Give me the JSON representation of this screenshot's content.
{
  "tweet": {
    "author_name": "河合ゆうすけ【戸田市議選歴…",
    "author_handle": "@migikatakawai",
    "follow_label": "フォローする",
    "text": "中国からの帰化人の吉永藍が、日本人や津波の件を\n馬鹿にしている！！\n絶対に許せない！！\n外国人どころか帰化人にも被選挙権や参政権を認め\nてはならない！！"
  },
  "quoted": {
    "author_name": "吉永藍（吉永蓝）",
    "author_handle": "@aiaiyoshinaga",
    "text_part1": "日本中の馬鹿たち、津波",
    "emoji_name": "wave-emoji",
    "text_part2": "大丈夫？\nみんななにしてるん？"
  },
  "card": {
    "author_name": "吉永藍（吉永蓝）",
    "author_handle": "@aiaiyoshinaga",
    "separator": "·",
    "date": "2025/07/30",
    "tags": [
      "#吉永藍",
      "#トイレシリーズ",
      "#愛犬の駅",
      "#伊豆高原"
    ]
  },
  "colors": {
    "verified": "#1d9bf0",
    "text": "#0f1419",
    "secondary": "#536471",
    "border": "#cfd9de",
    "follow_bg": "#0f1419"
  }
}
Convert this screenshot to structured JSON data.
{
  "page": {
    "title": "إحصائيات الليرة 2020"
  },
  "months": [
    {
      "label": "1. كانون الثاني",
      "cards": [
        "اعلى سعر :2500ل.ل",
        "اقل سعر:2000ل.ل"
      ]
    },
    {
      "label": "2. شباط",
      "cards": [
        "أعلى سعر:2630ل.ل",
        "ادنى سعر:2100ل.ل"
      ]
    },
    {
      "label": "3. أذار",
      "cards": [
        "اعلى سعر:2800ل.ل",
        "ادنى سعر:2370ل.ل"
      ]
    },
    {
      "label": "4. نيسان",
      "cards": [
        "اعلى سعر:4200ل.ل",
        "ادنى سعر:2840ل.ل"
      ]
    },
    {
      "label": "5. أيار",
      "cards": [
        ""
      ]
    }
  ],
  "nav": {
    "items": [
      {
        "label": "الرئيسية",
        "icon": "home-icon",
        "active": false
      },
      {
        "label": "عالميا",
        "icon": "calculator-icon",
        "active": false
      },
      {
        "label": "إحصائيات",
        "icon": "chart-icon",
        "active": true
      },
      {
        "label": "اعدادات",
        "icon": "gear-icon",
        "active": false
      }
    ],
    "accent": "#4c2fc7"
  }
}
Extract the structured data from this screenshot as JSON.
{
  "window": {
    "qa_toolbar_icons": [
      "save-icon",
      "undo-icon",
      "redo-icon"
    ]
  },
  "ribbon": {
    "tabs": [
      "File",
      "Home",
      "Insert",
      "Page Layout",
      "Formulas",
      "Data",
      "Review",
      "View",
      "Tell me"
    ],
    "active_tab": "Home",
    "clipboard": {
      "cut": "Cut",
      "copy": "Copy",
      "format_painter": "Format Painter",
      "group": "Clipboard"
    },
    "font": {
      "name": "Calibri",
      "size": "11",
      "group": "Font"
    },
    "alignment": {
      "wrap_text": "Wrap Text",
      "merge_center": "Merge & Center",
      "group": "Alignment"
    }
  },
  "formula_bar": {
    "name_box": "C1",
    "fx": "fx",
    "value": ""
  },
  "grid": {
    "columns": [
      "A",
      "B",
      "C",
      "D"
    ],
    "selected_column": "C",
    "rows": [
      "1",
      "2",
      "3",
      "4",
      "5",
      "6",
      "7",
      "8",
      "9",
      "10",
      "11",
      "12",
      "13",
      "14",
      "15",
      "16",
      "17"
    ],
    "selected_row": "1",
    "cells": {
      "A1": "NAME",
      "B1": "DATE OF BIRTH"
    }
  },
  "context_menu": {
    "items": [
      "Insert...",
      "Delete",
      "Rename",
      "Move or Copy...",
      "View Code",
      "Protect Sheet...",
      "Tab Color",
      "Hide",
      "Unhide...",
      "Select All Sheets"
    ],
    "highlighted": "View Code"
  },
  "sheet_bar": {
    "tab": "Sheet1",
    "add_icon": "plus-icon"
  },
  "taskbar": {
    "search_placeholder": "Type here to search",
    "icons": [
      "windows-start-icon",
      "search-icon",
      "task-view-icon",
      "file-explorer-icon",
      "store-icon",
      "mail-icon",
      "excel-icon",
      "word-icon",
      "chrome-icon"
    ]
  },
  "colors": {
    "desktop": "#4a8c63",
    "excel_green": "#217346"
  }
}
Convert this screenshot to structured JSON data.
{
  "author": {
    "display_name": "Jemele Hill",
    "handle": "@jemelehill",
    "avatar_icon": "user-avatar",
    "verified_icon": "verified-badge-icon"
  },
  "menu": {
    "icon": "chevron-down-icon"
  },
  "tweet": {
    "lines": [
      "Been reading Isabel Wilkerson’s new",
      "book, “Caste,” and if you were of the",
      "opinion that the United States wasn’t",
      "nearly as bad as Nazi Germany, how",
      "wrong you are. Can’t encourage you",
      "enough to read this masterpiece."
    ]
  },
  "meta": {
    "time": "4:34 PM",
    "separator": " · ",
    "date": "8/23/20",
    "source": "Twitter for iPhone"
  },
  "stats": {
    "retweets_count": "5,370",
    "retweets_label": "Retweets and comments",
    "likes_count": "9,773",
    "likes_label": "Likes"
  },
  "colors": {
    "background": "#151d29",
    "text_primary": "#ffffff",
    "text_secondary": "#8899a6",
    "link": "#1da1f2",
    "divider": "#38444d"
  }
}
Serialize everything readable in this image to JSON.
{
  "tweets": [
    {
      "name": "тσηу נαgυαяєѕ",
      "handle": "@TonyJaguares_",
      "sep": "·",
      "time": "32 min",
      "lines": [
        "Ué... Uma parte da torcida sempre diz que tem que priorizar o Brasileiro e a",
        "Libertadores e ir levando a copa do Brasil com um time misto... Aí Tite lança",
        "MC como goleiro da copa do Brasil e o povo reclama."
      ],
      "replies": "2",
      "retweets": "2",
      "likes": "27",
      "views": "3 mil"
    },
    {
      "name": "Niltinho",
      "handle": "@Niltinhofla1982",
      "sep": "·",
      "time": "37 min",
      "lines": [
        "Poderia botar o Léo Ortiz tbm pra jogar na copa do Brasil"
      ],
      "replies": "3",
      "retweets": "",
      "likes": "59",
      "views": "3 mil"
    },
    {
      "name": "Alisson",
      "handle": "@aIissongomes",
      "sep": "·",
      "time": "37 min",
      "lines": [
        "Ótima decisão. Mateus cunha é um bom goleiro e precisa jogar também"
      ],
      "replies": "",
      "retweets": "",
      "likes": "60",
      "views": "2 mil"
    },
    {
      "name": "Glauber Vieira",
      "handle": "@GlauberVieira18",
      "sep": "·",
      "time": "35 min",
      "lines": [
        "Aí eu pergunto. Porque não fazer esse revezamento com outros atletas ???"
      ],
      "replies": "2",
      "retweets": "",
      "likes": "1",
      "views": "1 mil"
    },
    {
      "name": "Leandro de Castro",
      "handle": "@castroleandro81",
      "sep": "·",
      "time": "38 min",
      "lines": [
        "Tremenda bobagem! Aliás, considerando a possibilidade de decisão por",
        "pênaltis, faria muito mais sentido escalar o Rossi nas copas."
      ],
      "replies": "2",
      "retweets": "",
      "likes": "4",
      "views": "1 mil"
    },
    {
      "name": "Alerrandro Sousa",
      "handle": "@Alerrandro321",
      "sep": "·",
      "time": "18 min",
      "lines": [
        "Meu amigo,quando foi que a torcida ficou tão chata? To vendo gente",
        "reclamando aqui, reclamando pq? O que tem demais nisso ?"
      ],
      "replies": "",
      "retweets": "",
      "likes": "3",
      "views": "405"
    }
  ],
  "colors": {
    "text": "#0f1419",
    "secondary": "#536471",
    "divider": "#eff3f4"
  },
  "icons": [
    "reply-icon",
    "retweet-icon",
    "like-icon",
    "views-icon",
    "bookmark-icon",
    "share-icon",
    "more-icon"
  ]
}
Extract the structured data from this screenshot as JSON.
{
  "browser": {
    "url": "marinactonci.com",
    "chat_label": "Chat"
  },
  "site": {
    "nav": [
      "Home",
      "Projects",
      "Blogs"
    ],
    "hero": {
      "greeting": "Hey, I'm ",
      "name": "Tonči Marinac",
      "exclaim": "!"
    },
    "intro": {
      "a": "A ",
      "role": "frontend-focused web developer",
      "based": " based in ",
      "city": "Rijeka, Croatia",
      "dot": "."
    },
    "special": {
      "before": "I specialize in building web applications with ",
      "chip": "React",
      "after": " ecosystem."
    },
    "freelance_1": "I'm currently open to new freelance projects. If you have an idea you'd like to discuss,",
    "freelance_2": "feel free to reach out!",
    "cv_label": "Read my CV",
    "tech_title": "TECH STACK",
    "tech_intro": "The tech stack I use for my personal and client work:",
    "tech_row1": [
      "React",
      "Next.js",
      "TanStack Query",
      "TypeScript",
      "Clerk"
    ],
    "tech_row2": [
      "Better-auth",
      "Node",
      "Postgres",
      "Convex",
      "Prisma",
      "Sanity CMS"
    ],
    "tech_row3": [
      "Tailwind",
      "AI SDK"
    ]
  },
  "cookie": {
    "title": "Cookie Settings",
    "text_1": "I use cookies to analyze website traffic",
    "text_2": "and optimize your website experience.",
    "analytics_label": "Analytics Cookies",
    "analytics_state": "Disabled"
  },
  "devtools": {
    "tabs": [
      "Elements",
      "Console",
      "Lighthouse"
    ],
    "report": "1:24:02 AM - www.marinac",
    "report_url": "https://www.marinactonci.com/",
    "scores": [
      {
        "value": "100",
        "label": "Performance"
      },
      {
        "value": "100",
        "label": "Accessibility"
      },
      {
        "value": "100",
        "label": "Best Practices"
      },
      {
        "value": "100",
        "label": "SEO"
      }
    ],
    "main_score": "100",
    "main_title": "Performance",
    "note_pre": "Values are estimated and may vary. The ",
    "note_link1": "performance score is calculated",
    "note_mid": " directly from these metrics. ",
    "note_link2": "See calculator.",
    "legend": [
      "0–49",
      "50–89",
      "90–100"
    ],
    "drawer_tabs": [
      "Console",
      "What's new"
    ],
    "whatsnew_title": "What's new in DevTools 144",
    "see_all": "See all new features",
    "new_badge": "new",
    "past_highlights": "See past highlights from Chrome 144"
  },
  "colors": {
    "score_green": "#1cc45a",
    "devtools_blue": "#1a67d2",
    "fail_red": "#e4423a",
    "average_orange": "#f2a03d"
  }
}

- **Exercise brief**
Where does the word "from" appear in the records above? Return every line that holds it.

- **Solution for this problem**
Extract the structured data from this screenshot as JSON.
Extract the structured data from this screenshot as JSON.
    "note_mid": " directly from these metrics. ",
    "past_highlights": "See past highlights from Chrome 144"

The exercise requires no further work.